Gavigan served in the military 23 years, including six combat tours. During this time he was a captain and company commander of 350 first-year soldiers whom he genuinely enjoyed teaching, coaching and mentoring. So when he retired, he found the opportunity to do what he loves with high school cadets.
“It was an easy transition,” he said. “They’re the future of our country.
He currently oversees 178 cadets in the JROTC program, and all engage in community service. Seniors comprise its leadership team, which comes up with various service projects each year. These involve teamwork; enhance learning; and teach lifelong skills, like budgeting, resource management and written and oral communication skills.
Once they complete a service project, cadets provide briefings on what they learned to the U.S. Cadet Command, which takes the feedback and provides suggestions for improvement.
This year, upon the school principal’s approval, the JROTC wants to promote its program, including its expectations and requirements, to Eisenhower Middle School 8th graders.
The plan is to highlight JROTC competitive teams for these youngsters to let them see what the program involves. These include the Raiders (physical challenges, including obstacle courses, stress tests and running); drill (marching, teamwork and precision skills); and rifle marksmanship, using pellet guns).
Already this school year, the East Bay High School JROTC has performed hundreds of hours of volunteer work – from presenting the Colors at East Bay’s football games and at Tropicana Field in St. Petersburg to providing security and escort duty to Hillsborough County School District VIPs.
Cadet Battalion Commander Justice Sniffen, Cadet Command Sgt. Maj. Matthew Nowell and Cadet Battalion Executive Officer Natasha Santos lead the cadet student body.

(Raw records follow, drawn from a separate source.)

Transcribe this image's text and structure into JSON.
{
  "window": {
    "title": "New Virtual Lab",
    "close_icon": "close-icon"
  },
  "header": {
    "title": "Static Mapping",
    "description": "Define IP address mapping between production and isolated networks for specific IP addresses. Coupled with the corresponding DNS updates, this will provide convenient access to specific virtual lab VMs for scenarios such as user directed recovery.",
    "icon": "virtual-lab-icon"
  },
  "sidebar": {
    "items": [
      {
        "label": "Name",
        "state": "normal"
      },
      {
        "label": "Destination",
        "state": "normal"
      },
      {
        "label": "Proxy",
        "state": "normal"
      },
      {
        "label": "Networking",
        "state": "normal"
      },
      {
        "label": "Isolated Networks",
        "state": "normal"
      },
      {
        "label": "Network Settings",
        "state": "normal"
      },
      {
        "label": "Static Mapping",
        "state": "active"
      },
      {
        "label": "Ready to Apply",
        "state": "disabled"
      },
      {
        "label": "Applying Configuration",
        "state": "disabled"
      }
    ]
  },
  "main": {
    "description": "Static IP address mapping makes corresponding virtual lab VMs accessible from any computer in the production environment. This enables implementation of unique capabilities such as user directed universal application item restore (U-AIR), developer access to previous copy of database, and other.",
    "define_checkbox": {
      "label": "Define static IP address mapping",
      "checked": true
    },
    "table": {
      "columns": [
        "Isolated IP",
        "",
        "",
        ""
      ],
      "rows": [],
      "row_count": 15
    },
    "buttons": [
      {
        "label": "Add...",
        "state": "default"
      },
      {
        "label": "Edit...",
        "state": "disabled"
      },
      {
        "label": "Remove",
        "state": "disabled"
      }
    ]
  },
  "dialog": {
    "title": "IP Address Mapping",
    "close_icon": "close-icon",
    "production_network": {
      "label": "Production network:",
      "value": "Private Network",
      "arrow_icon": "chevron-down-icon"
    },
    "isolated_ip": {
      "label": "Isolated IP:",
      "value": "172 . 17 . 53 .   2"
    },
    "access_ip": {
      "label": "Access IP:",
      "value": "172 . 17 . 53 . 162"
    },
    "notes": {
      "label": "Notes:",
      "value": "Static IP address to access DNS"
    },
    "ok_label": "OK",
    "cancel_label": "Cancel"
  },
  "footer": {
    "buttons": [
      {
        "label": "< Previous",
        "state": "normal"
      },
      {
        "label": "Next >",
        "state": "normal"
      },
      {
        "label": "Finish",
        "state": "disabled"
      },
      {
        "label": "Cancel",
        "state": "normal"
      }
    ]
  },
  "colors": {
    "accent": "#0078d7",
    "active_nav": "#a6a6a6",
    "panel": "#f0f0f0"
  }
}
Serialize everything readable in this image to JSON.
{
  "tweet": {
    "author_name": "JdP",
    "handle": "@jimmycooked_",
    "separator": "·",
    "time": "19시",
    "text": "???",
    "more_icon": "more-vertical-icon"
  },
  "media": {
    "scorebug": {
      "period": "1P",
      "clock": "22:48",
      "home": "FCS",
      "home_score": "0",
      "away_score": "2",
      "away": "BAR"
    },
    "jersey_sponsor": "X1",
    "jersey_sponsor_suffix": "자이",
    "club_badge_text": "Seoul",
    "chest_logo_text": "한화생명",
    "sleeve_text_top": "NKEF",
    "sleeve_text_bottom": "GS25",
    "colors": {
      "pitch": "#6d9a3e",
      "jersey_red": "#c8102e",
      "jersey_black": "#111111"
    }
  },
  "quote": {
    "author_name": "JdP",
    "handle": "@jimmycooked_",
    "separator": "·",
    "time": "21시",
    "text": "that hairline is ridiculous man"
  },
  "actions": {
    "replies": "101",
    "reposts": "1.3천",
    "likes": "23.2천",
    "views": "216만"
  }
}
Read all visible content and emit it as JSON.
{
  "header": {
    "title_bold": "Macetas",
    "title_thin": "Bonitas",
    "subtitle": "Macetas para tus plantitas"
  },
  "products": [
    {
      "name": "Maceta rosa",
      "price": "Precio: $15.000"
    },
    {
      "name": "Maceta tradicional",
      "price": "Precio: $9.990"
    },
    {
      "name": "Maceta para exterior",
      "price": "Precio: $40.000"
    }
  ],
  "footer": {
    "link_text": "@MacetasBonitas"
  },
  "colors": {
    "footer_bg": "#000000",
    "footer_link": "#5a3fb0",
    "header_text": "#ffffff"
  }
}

All four 17-year-old seniors have been in the East Bay High School JROTC program for the past four years, and each highly recommends the program.

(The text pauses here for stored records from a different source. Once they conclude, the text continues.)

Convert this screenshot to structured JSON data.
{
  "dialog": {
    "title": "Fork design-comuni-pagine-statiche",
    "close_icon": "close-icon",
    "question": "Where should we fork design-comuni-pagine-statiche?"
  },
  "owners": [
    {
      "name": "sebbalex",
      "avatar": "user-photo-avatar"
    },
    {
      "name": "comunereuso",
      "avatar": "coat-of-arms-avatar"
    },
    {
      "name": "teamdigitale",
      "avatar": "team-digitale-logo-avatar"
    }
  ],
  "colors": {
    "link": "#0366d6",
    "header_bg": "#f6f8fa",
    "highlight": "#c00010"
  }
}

“I grew up in a military family, so I looked forward to being part of JROTC,” said Sniffen, who plans to go to college, join its ROTC program, become an officer and specialize in aeronautical science. “When I joined JROTC, I found I liked the teamwork and motivation.”
Nowell, who is also overall commander of the Raiders, said he joined JROTC to gain discipline and motivation for becoming an adult. In turn, he enjoys motivating others.
“(The program) has helped me grow as a leader,” said Nowell, who also plans to go to college and join ROTC.
Santos will also go to college, where she plans to play a sport and become a professional athlete or architect. JROTC has helped her find herself.
“I’ve gained more confidence in how I am and who I am,” she said. “I’ve learned to stop procrastinating and become more responsible.
“(JROTC) is a lot of fun,” she added. “I’ve built better relationships and a whole new group of friends.”
On Sept. 18, the East Bay JROTC Raiders fiercely competed at the University of South Florida, Gavigan said. East Bay took 1st place in the obstacle course, while finishing in 2nd place overall. It was the program’s best finish in more than five years.